THOUGH David Cameron may have been keen to promote trade ties on his recent visit to India, the British prime minister turned down a long-standing demand to return the Koh-i-Noor diamond. Mr Cameron felt returning the dazzling gem would not be “sensible”. Questions over the Koh-i-Noor’s rightful ownership stem from the legacy of Britain’s colonial past. Originally mined in southern India centuries ago, the fabled stone changed hands several times, passing through the treasuries of the subcontinent’s Hindu, Muslim and Sikh kings before being presented to Queen Victoria by the colonial government of India. Considered a trophy from perhaps the most prized of Britain’s realms, the diamond is today part of the crown jewels firmly ensconced in the Tower of London. But Britain was not the only European colonial power to have appropriated the cultural property of others. More recently, there was widespread looting of Iraq’s historical treasures following the 2003 United States invasion; the Americans did little as gangs of looters made off with priceless treasures in the anarchy following Saddam Hussein’s fall.

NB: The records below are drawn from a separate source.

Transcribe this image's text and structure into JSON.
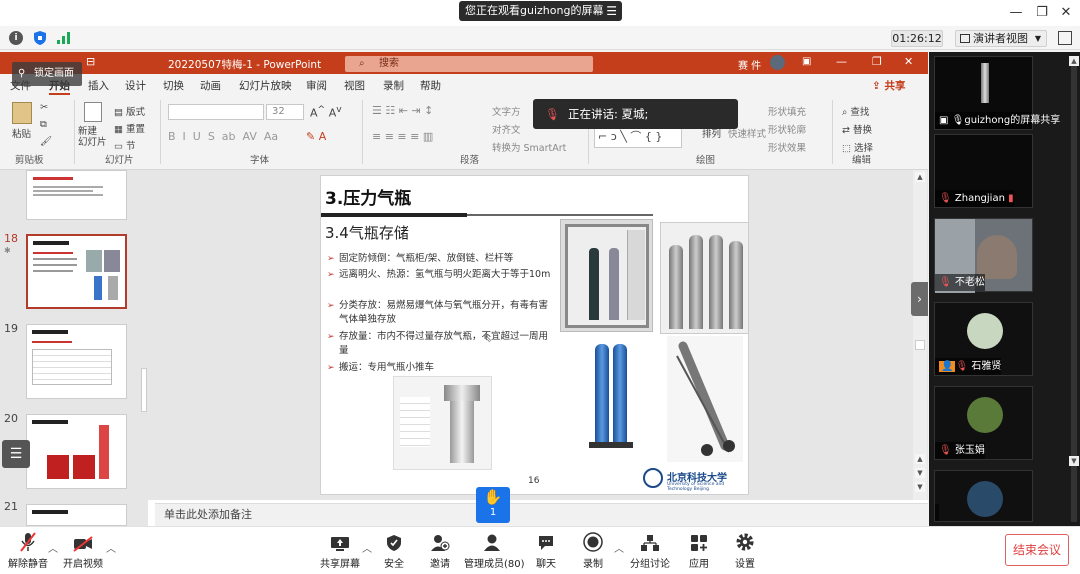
{
  "screen_banner": {
    "text": "您正在观看guizhong的屏幕",
    "menu_icon": "menu-lines-icon"
  },
  "meeting": {
    "timer": "01:26:12",
    "view_mode": "演讲者视图"
  },
  "ppt": {
    "window_title": "20220507特梅-1  -  PowerPoint",
    "search_placeholder": "搜索",
    "user_short": "赛 件",
    "share_label": "共享",
    "tabs": [
      "文件",
      "开始",
      "插入",
      "设计",
      "切换",
      "动画",
      "幻灯片放映",
      "审阅",
      "视图",
      "录制",
      "帮助"
    ],
    "ribbon": {
      "paste": "粘贴",
      "new_slide": "新建\n幻灯片",
      "layout": "版式",
      "reset": "重置",
      "section": "节",
      "font_size": "32",
      "text_direction": "文字方",
      "align_text": "对齐文",
      "convert_smartart": "转换为 SmartArt",
      "arrange": "排列",
      "quick_styles": "快速样式",
      "shape_fill": "形状填充",
      "shape_outline": "形状轮廓",
      "shape_effects": "形状效果",
      "find": "查找",
      "replace": "替换",
      "select": "选择",
      "groups": [
        "剪贴板",
        "幻灯片",
        "字体",
        "段落",
        "绘图",
        "编辑"
      ]
    },
    "thumb_numbers": [
      "18",
      "19",
      "20",
      "21"
    ],
    "notes_placeholder": "单击此处添加备注"
  },
  "slide": {
    "title": "3.压力气瓶",
    "subtitle": "3.4气瓶存储",
    "bullets": [
      "固定防倾倒：气瓶柜/架、放倒链、栏杆等",
      "远离明火、热源：氢气瓶与明火距离大于等于10m",
      "分类存放：易燃易爆气体与氧气瓶分开，有毒有害气体单独存放",
      "存放量：市内不得过量存放气瓶，不宜超过一周用量",
      "搬运：专用气瓶小推车"
    ],
    "page_number": "16",
    "university": "北京科技大学",
    "university_en": "University of Science and Technology Beijing"
  },
  "talking": {
    "text": "正在讲话: 夏城;"
  },
  "lock_screen": "锁定画面",
  "participants": [
    {
      "name": "guizhong的屏幕共享"
    },
    {
      "name": "Zhangjian"
    },
    {
      "name": "不老松"
    },
    {
      "name": "石雅贤"
    },
    {
      "name": "张玉娟"
    },
    {
      "name": ""
    }
  ],
  "raise_hand_count": "1",
  "toolbar": {
    "unmute": "解除静音",
    "start_video": "开启视频",
    "share_screen": "共享屏幕",
    "security": "安全",
    "invite": "邀请",
    "manage_members": "管理成员(80)",
    "chat": "聊天",
    "record": "录制",
    "breakout": "分组讨论",
    "apps": "应用",
    "settings": "设置",
    "end_meeting": "结束会议"
  },
  "colors": {
    "ppt_red": "#c43e1c",
    "accent_blue": "#1a73e8",
    "end_red": "#e04040",
    "signal_green": "#1aaa55"
  }
}
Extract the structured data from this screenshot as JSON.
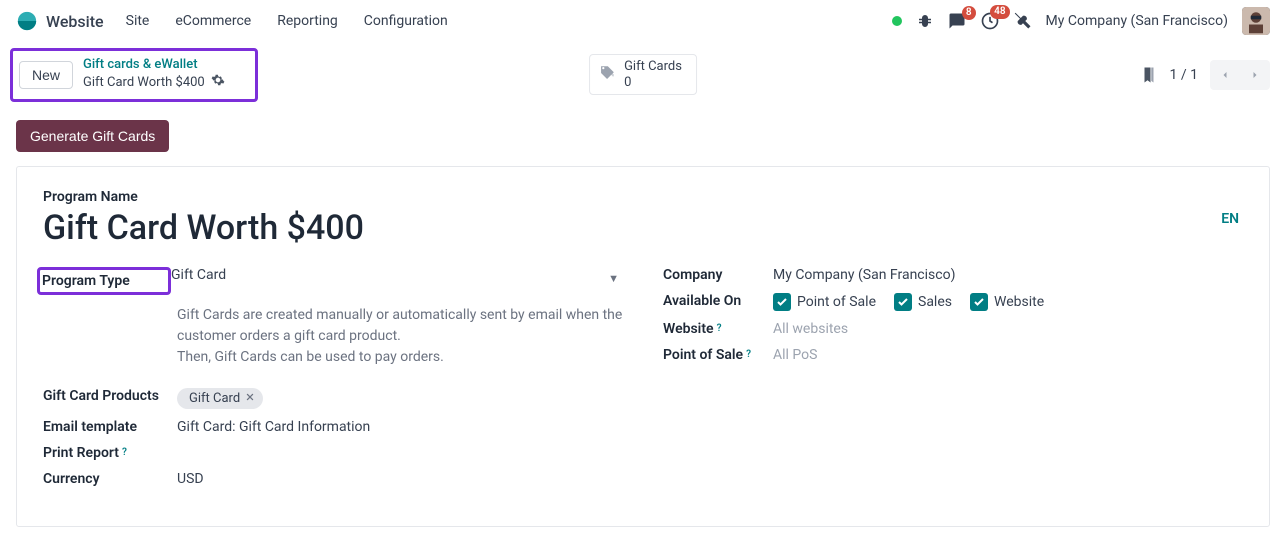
{
  "navbar": {
    "app_name": "Website",
    "menu": [
      "Site",
      "eCommerce",
      "Reporting",
      "Configuration"
    ],
    "badges": {
      "messages": "8",
      "activities": "48"
    },
    "company": "My Company (San Francisco)"
  },
  "breadcrumb": {
    "new_button": "New",
    "parent": "Gift cards & eWallet",
    "current": "Gift Card Worth $400"
  },
  "gift_cards_widget": {
    "label": "Gift Cards",
    "count": "0"
  },
  "pager": {
    "text": "1 / 1"
  },
  "actions": {
    "generate": "Generate Gift Cards"
  },
  "form": {
    "program_name_label": "Program Name",
    "program_name": "Gift Card Worth $400",
    "lang_badge": "EN",
    "left": {
      "program_type_label": "Program Type",
      "program_type_value": "Gift Card",
      "desc_line1": "Gift Cards are created manually or automatically sent by email when the customer orders a gift card product.",
      "desc_line2": "Then, Gift Cards can be used to pay orders.",
      "gift_card_products_label": "Gift Card Products",
      "gift_card_products_tag": "Gift Card",
      "email_template_label": "Email template",
      "email_template_value": "Gift Card: Gift Card Information",
      "print_report_label": "Print Report",
      "currency_label": "Currency",
      "currency_value": "USD"
    },
    "right": {
      "company_label": "Company",
      "company_value": "My Company (San Francisco)",
      "available_on_label": "Available On",
      "available_on": {
        "pos": "Point of Sale",
        "sales": "Sales",
        "website": "Website"
      },
      "website_label": "Website",
      "website_placeholder": "All websites",
      "pos_label": "Point of Sale",
      "pos_placeholder": "All PoS"
    }
  }
}
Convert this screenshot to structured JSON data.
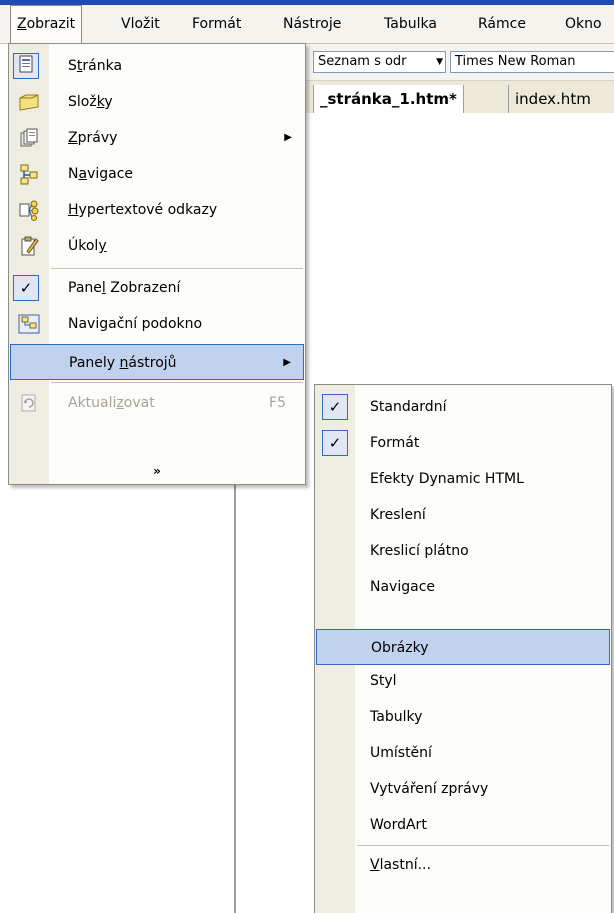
{
  "menubar": {
    "items": [
      {
        "label": "Zobrazit",
        "accel": "Z"
      },
      {
        "label": "Vložit",
        "accel": "l"
      },
      {
        "label": "Formát",
        "accel": "F"
      },
      {
        "label": "Nástroje",
        "accel": "N"
      },
      {
        "label": "Tabulka",
        "accel": "T"
      },
      {
        "label": "Rámce",
        "accel": "R"
      },
      {
        "label": "Okno",
        "accel": "O"
      }
    ]
  },
  "toolbar": {
    "style_combo": "Seznam s odr",
    "font_combo": "Times New Roman"
  },
  "doc_tabs": [
    {
      "label": "_stránka_1.htm*",
      "active": true
    },
    {
      "label": "index.htm",
      "active": false
    }
  ],
  "view_menu": {
    "items": [
      {
        "pre": "S",
        "u": "t",
        "post": "ránka",
        "icon": "page-icon",
        "checked": false
      },
      {
        "pre": "Slož",
        "u": "k",
        "post": "y",
        "icon": "folder-icon",
        "checked": false
      },
      {
        "pre": "",
        "u": "Z",
        "post": "právy",
        "icon": "reports-icon",
        "submenu": true
      },
      {
        "pre": "N",
        "u": "a",
        "post": "vigace",
        "icon": "navigation-icon"
      },
      {
        "pre": "",
        "u": "H",
        "post": "ypertextové odkazy",
        "icon": "hyperlinks-icon"
      },
      {
        "pre": "Úkol",
        "u": "y",
        "post": "",
        "icon": "tasks-icon"
      },
      {
        "pre": "Pane",
        "u": "l",
        "post": " Zobrazení",
        "icon": "check-icon",
        "checked": true
      },
      {
        "pre": "Navigační podokno",
        "u": "",
        "post": "",
        "icon": "navigation-pane-icon"
      },
      {
        "pre": "Panely ",
        "u": "n",
        "post": "ástrojů",
        "submenu": true,
        "highlighted": true
      },
      {
        "pre": "Aktuali",
        "u": "z",
        "post": "ovat",
        "shortcut": "F5",
        "icon": "refresh-icon",
        "disabled": true
      }
    ],
    "more": "»"
  },
  "toolbars_submenu": {
    "items": [
      {
        "label": "Standardní",
        "checked": true
      },
      {
        "label": "Formát",
        "checked": true
      },
      {
        "label": "Efekty Dynamic HTML"
      },
      {
        "label": "Kreslení"
      },
      {
        "label": "Kreslicí plátno"
      },
      {
        "label": "Navigace"
      },
      {
        "label": "Obrázky",
        "highlighted": true
      },
      {
        "label": "Styl"
      },
      {
        "label": "Tabulky"
      },
      {
        "label": "Umístění"
      },
      {
        "label": "Vytváření zprávy"
      },
      {
        "label": "WordArt"
      },
      {
        "pre": "",
        "u": "V",
        "post": "lastní..."
      }
    ]
  },
  "colors": {
    "highlight_fill": "#c1d2ee",
    "highlight_border": "#316ac5",
    "menu_bg": "#fcfcf9",
    "icon_strip": "#efede2",
    "title_blue": "#1f4bb4"
  }
}
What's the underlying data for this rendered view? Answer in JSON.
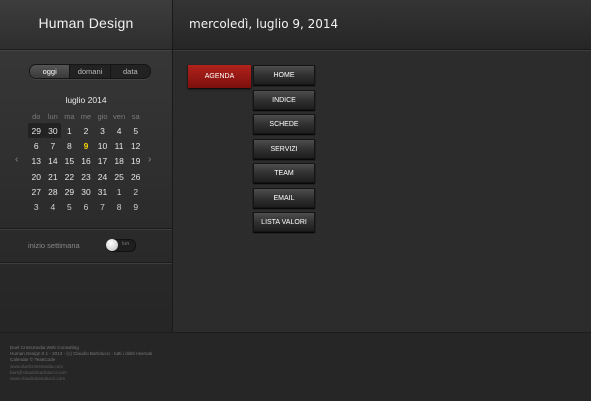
{
  "app": {
    "title": "Human Design"
  },
  "header": {
    "date": "mercoledì, luglio 9, 2014"
  },
  "segments": [
    {
      "label": "oggi",
      "active": true
    },
    {
      "label": "domani",
      "active": false
    },
    {
      "label": "data",
      "active": false
    }
  ],
  "calendar": {
    "month": "luglio 2014",
    "weekdays": [
      "do",
      "lun",
      "ma",
      "me",
      "gio",
      "ven",
      "sa"
    ],
    "weeks": [
      [
        "29",
        "30",
        "1",
        "2",
        "3",
        "4",
        "5"
      ],
      [
        "6",
        "7",
        "8",
        "9",
        "10",
        "11",
        "12"
      ],
      [
        "13",
        "14",
        "15",
        "16",
        "17",
        "18",
        "19"
      ],
      [
        "20",
        "21",
        "22",
        "23",
        "24",
        "25",
        "26"
      ],
      [
        "27",
        "28",
        "29",
        "30",
        "31",
        "1",
        "2"
      ],
      [
        "3",
        "4",
        "5",
        "6",
        "7",
        "8",
        "9"
      ]
    ],
    "today": "9",
    "prev_icon": "chevron-left-icon",
    "next_icon": "chevron-right-icon"
  },
  "settings": {
    "week_start_label": "inizio settimana",
    "toggle_text": "lun"
  },
  "nav": {
    "agenda": "AGENDA",
    "items": [
      "HOME",
      "INDICE",
      "SCHEDE",
      "SERVIZI",
      "TEAM",
      "EMAIL",
      "LISTA VALORI"
    ]
  },
  "footer": {
    "lines": [
      "Duel Crossmedia Web Consulting",
      "Human Design 0.1 - 2013 - (c) Claudio Bartolucci - tutti i diritti riservati",
      "Calendar © TeasCode",
      "www.duelcrossmedia.com",
      "bart@claudiobartolucci.com",
      "www.claudiobartolucci.com"
    ]
  },
  "colors": {
    "accent": "#a41a15",
    "today": "#f5d400"
  }
}
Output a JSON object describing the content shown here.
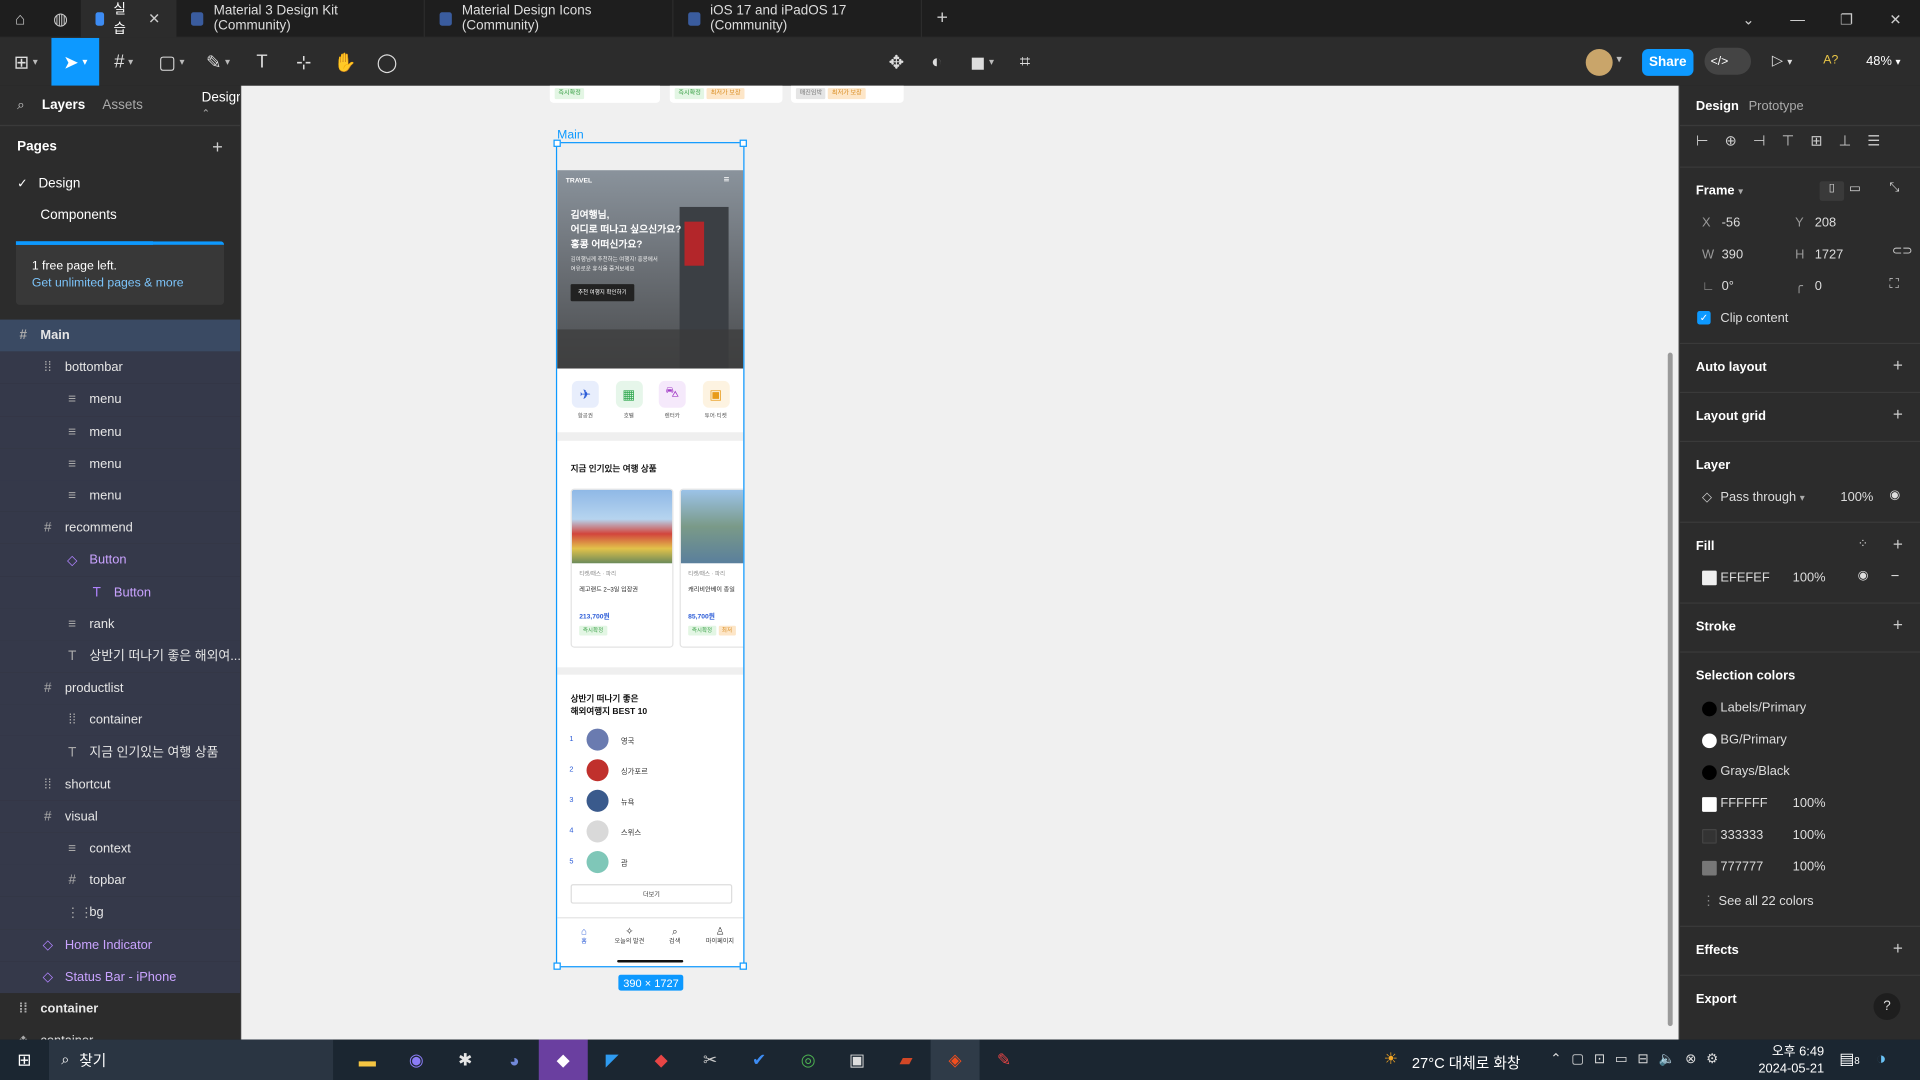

It is valid to ask if historical artefacts whisked away from former colonies and now sitting in Western museums will receive proper care if returned to their countries of origin. We in Pakistan, for example, have allowed our heritage to crumble. Also, it is true that ancient collections in the Louvre or the British Museum have become part of world heritage. But how many of the world’s people can simply hop on a plane to enjoy the treasures taken from their countries? Ethically, there is weight in the argument that treasures looted in the age of empire be returned to their countries of origin to right historical wrongs and allow the people of former colonies to better appreciate their own heritage, while placing responsibility on those countries to preserve the artefacts.